Some methods that have been attempted in the past to eliminate static include, antistatic sprays, direct grounding and adjusting the level of humidity.
Antistatic sprays must leave a residue to be effective, and this can affect the surface printing. Grounding is not effective because, by definition, an insulator cannot be grounded-and it is the insulative surface that will hold the static charge. If simple grounding worked, there would be no need for static eliminators. The truth is, static charge on a plastic surface must be ionized away. Humidity is generally not effective because many substrates are not hygroscopic, meaning they can't absorb moisture.
Certain static problems have been difficult to solve with conventional static eliminators because it is impossible to remove static from a sheet when it is lying flat, while in a stack, or while on the bed of a machine. The static charge is hiding between the sheets in the stack, or between the sheet and the bed, and cannot be removed with conventional static eliminators. The sheet must be lifted into space exposing the field, or we must slide the static eliminator between the sheet and the machine to ionize the static field.
Conventional static eliminators are difficult to design and use in this manner. We have been designing useful ways to remove the charge from under the sheet, and have had success with a PSA ionizing tape that can be placed on the platen of a press. This will ionize the troublesome voltage from the substrate as it passes over.
In roll-to-roll printing, when a substrate like styrene or PVC is unwound, there are two common static problems:
- Dust is attracted from the floor and the air. In this case the elastic cord from Alpha Innovation is used to eliminate the static. The operator simply places one length of the cord across the unwinding roll and contacts metal using an attached magnet.
- Static on the substrate going into the printer also can cause printing defects. The operator prevents this by placing a length of the elastic cord across the sheet, before it contacts the printer. He/she will ground the cord using the magnets.
Regeneration of Static
In some cases, static can regenerate on the substrate due to contact with the printer's pull rollers on the platen bed. There are two new solutions to this problem. One is a static dissipative coating for the rollers to stop the generation of static, and the other is the PSA tape, which is placed on the platen after the rollers.
Wide-format hybrid printers accept both flexible and rigid substrates. These types of printers have had success using the elastic cords across the substrate, as it enters the printer. Many of these printers also have pull rollers, which also benefit from the static dissipative coating.
As in the earlier example of the screen printing company, an operator picks up a foam board to move it onto the flatbed. Just before bringing the substrate over to the registration points, he passes the ion wand under it, or on both sides using the double wand. It is also good practice for the operator to wear ionizing gloves to prevent fingerprints and static generation on the surface. The substrate is ready to be printed without defects. There is no need for rubbing or cleaning the substrate, as this will cause more static generation.
With new static problems continually arising with the implementation of new printers and media, we are constantly developing innovative solutions to solve static problems.

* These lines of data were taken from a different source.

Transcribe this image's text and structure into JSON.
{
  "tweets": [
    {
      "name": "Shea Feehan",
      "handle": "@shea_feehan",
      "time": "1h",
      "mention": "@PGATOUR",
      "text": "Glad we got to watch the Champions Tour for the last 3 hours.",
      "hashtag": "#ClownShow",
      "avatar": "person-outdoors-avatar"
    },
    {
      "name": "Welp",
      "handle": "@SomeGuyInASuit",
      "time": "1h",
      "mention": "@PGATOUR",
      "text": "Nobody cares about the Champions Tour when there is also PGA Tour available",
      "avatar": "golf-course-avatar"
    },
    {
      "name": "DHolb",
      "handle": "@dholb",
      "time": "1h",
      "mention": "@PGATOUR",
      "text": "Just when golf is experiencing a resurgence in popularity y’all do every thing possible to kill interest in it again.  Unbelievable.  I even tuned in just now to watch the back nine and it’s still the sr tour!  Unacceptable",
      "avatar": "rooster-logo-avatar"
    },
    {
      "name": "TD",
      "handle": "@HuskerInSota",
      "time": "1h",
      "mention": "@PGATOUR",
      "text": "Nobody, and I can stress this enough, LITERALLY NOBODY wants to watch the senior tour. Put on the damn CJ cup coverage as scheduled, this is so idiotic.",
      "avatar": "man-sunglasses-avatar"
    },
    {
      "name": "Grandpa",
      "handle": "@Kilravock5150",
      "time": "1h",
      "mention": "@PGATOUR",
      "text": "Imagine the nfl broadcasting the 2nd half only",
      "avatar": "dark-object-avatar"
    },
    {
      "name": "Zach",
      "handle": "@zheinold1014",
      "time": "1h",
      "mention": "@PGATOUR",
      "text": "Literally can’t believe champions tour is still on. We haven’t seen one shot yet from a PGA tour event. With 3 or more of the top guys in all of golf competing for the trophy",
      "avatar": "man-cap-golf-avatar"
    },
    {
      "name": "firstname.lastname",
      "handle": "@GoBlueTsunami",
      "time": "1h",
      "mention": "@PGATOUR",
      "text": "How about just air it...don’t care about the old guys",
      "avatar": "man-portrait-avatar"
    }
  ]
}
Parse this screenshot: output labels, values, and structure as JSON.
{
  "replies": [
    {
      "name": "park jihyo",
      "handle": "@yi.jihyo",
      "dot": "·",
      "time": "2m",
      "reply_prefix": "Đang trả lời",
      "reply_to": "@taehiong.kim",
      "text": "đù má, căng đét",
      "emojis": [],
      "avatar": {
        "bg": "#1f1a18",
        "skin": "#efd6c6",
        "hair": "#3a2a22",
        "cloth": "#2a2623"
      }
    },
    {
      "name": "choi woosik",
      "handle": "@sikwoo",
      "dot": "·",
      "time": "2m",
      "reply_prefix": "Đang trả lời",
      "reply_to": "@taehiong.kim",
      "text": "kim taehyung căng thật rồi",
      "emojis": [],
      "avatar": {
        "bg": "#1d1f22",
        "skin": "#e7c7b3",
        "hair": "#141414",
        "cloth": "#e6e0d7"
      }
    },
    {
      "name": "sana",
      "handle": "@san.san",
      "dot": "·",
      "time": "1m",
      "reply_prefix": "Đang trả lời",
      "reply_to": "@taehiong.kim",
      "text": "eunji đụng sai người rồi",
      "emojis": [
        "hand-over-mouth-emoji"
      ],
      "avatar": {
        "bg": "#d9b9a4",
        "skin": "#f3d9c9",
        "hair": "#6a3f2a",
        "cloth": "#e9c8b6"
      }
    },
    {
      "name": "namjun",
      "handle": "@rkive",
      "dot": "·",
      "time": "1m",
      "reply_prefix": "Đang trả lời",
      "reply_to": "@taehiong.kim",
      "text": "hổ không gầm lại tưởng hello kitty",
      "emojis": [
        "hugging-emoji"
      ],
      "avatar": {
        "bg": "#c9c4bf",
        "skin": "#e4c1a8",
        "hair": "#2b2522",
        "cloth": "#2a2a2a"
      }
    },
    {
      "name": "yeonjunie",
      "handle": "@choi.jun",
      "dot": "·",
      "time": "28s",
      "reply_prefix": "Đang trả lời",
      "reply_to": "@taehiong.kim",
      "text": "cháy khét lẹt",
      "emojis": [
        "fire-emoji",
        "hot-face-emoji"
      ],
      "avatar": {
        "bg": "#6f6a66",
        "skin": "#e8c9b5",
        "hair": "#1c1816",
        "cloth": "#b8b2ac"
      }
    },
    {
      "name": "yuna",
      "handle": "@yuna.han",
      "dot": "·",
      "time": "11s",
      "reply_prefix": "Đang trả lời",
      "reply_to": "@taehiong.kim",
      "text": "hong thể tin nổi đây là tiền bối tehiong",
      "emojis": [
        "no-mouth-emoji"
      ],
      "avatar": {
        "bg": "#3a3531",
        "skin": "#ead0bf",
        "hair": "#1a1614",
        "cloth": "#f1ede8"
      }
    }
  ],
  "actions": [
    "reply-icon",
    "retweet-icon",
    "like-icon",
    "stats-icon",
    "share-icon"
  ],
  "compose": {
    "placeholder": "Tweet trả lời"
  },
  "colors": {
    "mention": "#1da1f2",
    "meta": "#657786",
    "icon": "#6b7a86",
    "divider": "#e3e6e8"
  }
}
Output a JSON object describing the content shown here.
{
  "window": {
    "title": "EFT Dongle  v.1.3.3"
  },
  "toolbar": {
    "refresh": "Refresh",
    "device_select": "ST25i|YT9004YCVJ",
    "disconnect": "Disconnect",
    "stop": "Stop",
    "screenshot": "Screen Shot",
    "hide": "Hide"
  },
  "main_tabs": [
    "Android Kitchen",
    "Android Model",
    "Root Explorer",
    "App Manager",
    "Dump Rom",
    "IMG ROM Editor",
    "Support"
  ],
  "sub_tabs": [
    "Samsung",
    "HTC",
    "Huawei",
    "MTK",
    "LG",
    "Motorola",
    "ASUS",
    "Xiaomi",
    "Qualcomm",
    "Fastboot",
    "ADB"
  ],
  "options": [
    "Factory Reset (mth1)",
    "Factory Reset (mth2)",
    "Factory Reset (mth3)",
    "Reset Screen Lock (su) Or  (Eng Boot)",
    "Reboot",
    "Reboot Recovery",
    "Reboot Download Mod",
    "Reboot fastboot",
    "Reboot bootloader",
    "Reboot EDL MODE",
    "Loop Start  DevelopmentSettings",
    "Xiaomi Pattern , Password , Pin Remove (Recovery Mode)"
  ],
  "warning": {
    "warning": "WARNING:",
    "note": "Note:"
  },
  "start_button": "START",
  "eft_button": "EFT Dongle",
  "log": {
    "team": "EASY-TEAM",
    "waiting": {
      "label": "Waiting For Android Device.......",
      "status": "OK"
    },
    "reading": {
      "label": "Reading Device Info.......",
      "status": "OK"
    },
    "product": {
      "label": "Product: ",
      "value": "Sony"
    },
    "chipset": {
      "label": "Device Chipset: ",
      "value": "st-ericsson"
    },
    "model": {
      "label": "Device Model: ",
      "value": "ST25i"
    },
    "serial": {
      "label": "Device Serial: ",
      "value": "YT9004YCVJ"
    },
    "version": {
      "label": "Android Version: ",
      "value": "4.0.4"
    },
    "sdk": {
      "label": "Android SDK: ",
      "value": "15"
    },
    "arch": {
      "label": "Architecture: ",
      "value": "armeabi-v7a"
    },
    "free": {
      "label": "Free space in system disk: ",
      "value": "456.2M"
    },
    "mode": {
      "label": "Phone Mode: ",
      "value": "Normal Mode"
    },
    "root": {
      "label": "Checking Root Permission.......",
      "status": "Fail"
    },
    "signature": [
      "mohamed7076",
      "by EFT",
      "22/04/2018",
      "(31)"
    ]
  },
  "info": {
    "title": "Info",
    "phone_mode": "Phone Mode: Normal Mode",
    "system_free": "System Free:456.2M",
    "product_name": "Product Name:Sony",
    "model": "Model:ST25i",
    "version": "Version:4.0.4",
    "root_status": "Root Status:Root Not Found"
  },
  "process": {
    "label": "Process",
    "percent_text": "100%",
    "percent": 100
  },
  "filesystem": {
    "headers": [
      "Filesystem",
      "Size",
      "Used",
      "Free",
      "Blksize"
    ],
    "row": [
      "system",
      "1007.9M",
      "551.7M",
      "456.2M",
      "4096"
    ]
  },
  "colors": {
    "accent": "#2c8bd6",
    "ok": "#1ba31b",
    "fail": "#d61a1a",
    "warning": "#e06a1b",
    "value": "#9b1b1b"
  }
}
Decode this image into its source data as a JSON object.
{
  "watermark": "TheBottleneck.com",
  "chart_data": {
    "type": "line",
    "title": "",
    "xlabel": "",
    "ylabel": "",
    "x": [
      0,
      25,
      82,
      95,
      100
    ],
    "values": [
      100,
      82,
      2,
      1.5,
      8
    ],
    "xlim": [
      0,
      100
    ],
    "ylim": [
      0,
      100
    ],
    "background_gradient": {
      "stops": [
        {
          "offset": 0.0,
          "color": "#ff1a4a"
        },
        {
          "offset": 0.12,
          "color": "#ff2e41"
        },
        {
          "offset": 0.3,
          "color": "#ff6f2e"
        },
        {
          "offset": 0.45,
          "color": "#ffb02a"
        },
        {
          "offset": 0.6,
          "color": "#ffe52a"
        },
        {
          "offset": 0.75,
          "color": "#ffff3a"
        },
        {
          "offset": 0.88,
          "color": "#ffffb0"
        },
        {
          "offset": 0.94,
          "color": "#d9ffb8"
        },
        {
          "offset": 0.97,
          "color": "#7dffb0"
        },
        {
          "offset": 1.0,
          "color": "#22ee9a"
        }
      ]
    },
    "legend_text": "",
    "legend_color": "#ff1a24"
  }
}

William Larkin is the founder and technical director of Staticure® - a division of Alpha Innovation, Inc. The company develops static eliminating solutions for the digital printing, screen printing, label and converting industries. The company has been providing solutions for static problems for nearly 30 years. firstname.lastname@example.org
This article appeared in the SGIA Journal, July/August 2011 Issue and is reprinted with permission. Copyright 2011 Specialty Graphic Imaging Association (www.sgia.org). All Rights Reserved.